Richard, my spouse, loves lists. He developed a list of gift cards we have at our disposal and posted it on the refrigerator so we know to use them before they expire. Richard maintains his own “Honey Do” lists, too: one is a daily list, and the second (again, posted on the refrigerator) is for long-term projects. When we lived in Texas he even scheduled activities for the kids’ visits on an Excel spreadsheet. At first we teased Richard about the spreadsheet; later, however, we appreciated its time-saving value. And I learned very early in our relationship to never present him with any Honey Do list which I compiled.
Lists are often useful tools for helping us prioritize our lives. They can be as simple as a daily To Do list, or as profound as what is sometimes called a “bucket list”–a list of things to do before we die (kick the bucket). Throughout history many people have used the tenets of various religions as information for compiling what we might call their “eternal bucket lists”–that is, things to do in order to secure a carefree and peaceful afterlife. These lists, of course, often vary by the religion of choice.
I understand the sincerely felt need for these lists, too. Belief in an afterlife–a “heaven” for “good” people and a “hell” for “bad” people–can fill our need for justice when bad things happen to good people and when good things happen to bad people in this life. Belief in an afterlife can also help address our very real fear of death.
I also believe some religious authorities in the past used–and some today still use–the promise of heaven and the threat of hell as little more than behavioral control devices, as though no one can make good moral and ethical life choices without such promises and threats. In the end, however, no matter how strongly we believe–or not–in an afterlife and its attendant rewards and/or punishments, the existence of an afterlife and those rewards and/or punishments can neither be proved nor disproved.
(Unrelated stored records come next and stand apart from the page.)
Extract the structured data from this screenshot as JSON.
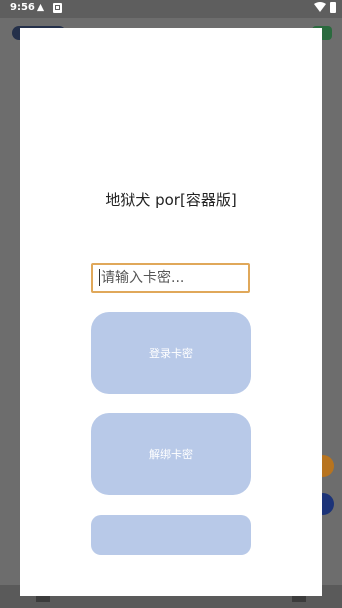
{
  "status_bar": {
    "time": "9:56",
    "icons": [
      "notification-icon",
      "sim-icon",
      "wifi-icon",
      "battery-icon"
    ]
  },
  "dialog": {
    "title": "地狱犬 por[容器版]",
    "card_input": {
      "value": "",
      "placeholder": "请输入卡密..."
    },
    "buttons": {
      "login": "登录卡密",
      "unbind": "解绑卡密"
    }
  },
  "colors": {
    "button_bg": "#b8c9e8",
    "input_border": "#e0a85a",
    "overlay": "#6d6d6d"
  }
}
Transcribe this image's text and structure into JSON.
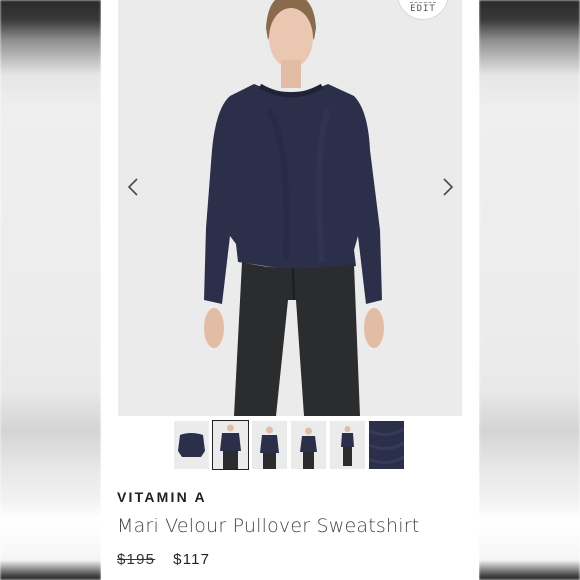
{
  "badge": {
    "label": "EDIT"
  },
  "product": {
    "brand": "VITAMIN A",
    "name": "Mari Velour Pullover Sweatshirt",
    "original_price": "$195",
    "sale_price": "$117"
  },
  "gallery": {
    "thumbnail_count": 6,
    "active_index": 1
  },
  "colors": {
    "sweater": "#2b2f4a",
    "jeans": "#2a2c2e",
    "background": "#ebebeb"
  }
}
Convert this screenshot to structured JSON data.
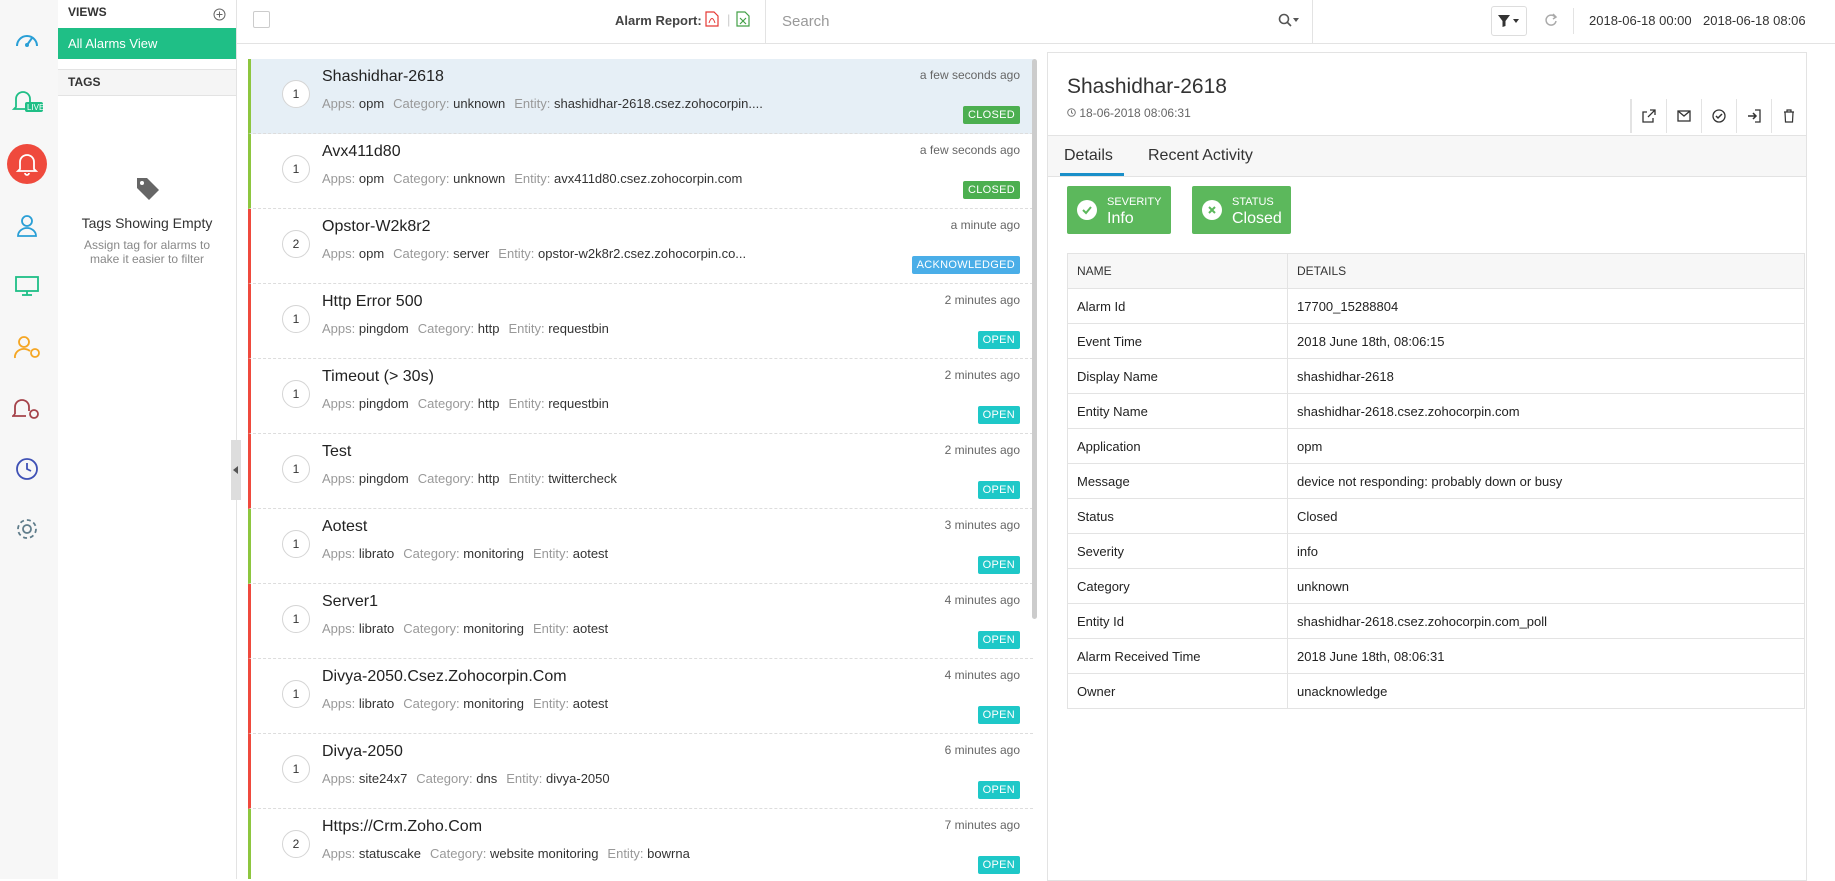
{
  "nav": {
    "icons": [
      "dashboard-icon",
      "live-icon",
      "alarm-icon",
      "user-icon",
      "monitor-icon",
      "user-settings-icon",
      "alarm-settings-icon",
      "clock-icon",
      "gear-icon"
    ]
  },
  "views": {
    "title": "VIEWS",
    "selected": "All Alarms View",
    "tags_title": "TAGS",
    "empty_title": "Tags Showing Empty",
    "empty_sub": "Assign tag for alarms to make it easier to filter"
  },
  "toolbar": {
    "report_label": "Alarm Report:",
    "search_placeholder": "Search",
    "date_from": "2018-06-18 00:00",
    "date_to": "2018-06-18 08:06"
  },
  "list_labels": {
    "apps": "Apps:",
    "category": "Category:",
    "entity": "Entity:"
  },
  "alarms": [
    {
      "count": "1",
      "name": "Shashidhar-2618",
      "apps": "opm",
      "category": "unknown",
      "entity": "shashidhar-2618.csez.zohocorpin....",
      "time": "a few seconds ago",
      "status": "CLOSED",
      "status_color": "#4caf50",
      "bar": "green",
      "selected": true
    },
    {
      "count": "1",
      "name": "Avx411d80",
      "apps": "opm",
      "category": "unknown",
      "entity": "avx411d80.csez.zohocorpin.com",
      "time": "a few seconds ago",
      "status": "CLOSED",
      "status_color": "#4caf50",
      "bar": "green"
    },
    {
      "count": "2",
      "name": "Opstor-W2k8r2",
      "apps": "opm",
      "category": "server",
      "entity": "opstor-w2k8r2.csez.zohocorpin.co...",
      "time": "a minute ago",
      "status": "ACKNOWLEDGED",
      "status_color": "#4aaee8",
      "bar": "red"
    },
    {
      "count": "1",
      "name": "Http Error 500",
      "apps": "pingdom",
      "category": "http",
      "entity": "requestbin",
      "time": "2 minutes ago",
      "status": "OPEN",
      "status_color": "#1ec8c8",
      "bar": "red"
    },
    {
      "count": "1",
      "name": "Timeout (> 30s)",
      "apps": "pingdom",
      "category": "http",
      "entity": "requestbin",
      "time": "2 minutes ago",
      "status": "OPEN",
      "status_color": "#1ec8c8",
      "bar": "red"
    },
    {
      "count": "1",
      "name": "Test",
      "apps": "pingdom",
      "category": "http",
      "entity": "twittercheck",
      "time": "2 minutes ago",
      "status": "OPEN",
      "status_color": "#1ec8c8",
      "bar": "red"
    },
    {
      "count": "1",
      "name": "Aotest",
      "apps": "librato",
      "category": "monitoring",
      "entity": "aotest",
      "time": "3 minutes ago",
      "status": "OPEN",
      "status_color": "#1ec8c8",
      "bar": "green"
    },
    {
      "count": "1",
      "name": "Server1",
      "apps": "librato",
      "category": "monitoring",
      "entity": "aotest",
      "time": "4 minutes ago",
      "status": "OPEN",
      "status_color": "#1ec8c8",
      "bar": "red"
    },
    {
      "count": "1",
      "name": "Divya-2050.Csez.Zohocorpin.Com",
      "apps": "librato",
      "category": "monitoring",
      "entity": "aotest",
      "time": "4 minutes ago",
      "status": "OPEN",
      "status_color": "#1ec8c8",
      "bar": "red"
    },
    {
      "count": "1",
      "name": "Divya-2050",
      "apps": "site24x7",
      "category": "dns",
      "entity": "divya-2050",
      "time": "6 minutes ago",
      "status": "OPEN",
      "status_color": "#1ec8c8",
      "bar": "red"
    },
    {
      "count": "2",
      "name": "Https://Crm.Zoho.Com",
      "apps": "statuscake",
      "category": "website monitoring",
      "entity": "bowrna",
      "time": "7 minutes ago",
      "status": "OPEN",
      "status_color": "#1ec8c8",
      "bar": "green"
    }
  ],
  "detail": {
    "title": "Shashidhar-2618",
    "time": "18-06-2018 08:06:31",
    "tabs": [
      "Details",
      "Recent Activity"
    ],
    "severity_label": "SEVERITY",
    "severity_value": "Info",
    "status_label": "STATUS",
    "status_value": "Closed",
    "table_headers": [
      "NAME",
      "DETAILS"
    ],
    "rows": [
      [
        "Alarm Id",
        "17700_15288804"
      ],
      [
        "Event Time",
        "2018 June 18th, 08:06:15"
      ],
      [
        "Display Name",
        "shashidhar-2618"
      ],
      [
        "Entity Name",
        "shashidhar-2618.csez.zohocorpin.com"
      ],
      [
        "Application",
        "opm"
      ],
      [
        "Message",
        "device not responding: probably down or busy"
      ],
      [
        "Status",
        "Closed"
      ],
      [
        "Severity",
        "info"
      ],
      [
        "Category",
        "unknown"
      ],
      [
        "Entity Id",
        "shashidhar-2618.csez.zohocorpin.com_poll"
      ],
      [
        "Alarm Received Time",
        "2018 June 18th, 08:06:31"
      ],
      [
        "Owner",
        "unacknowledge"
      ]
    ]
  }
}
And for the folks who are being “good” just to hedge their bets? Well, if you believe God is a separate being who is going to judge the actions of our lives when we die, don’t you think that God would be aware of such scams? And knowing that, would you really want to face such an entity when you die?
At the same time, when it comes to living well, we aren’t without guidance. The prophet Micah reminds us that we have already been shown what is good and what is required: to do what is just, love mercy, and walk humbly with God. Later, words attributed to Jesus summarize all the law and prophets as loving God, neighbor and self. Other faiths contain similar teachings. These are the actions and attitudes that lead to life.
Justice. Mercy. Humility. Love.
Now that just might be a list to live–and die–by.
Blessings on your journeys!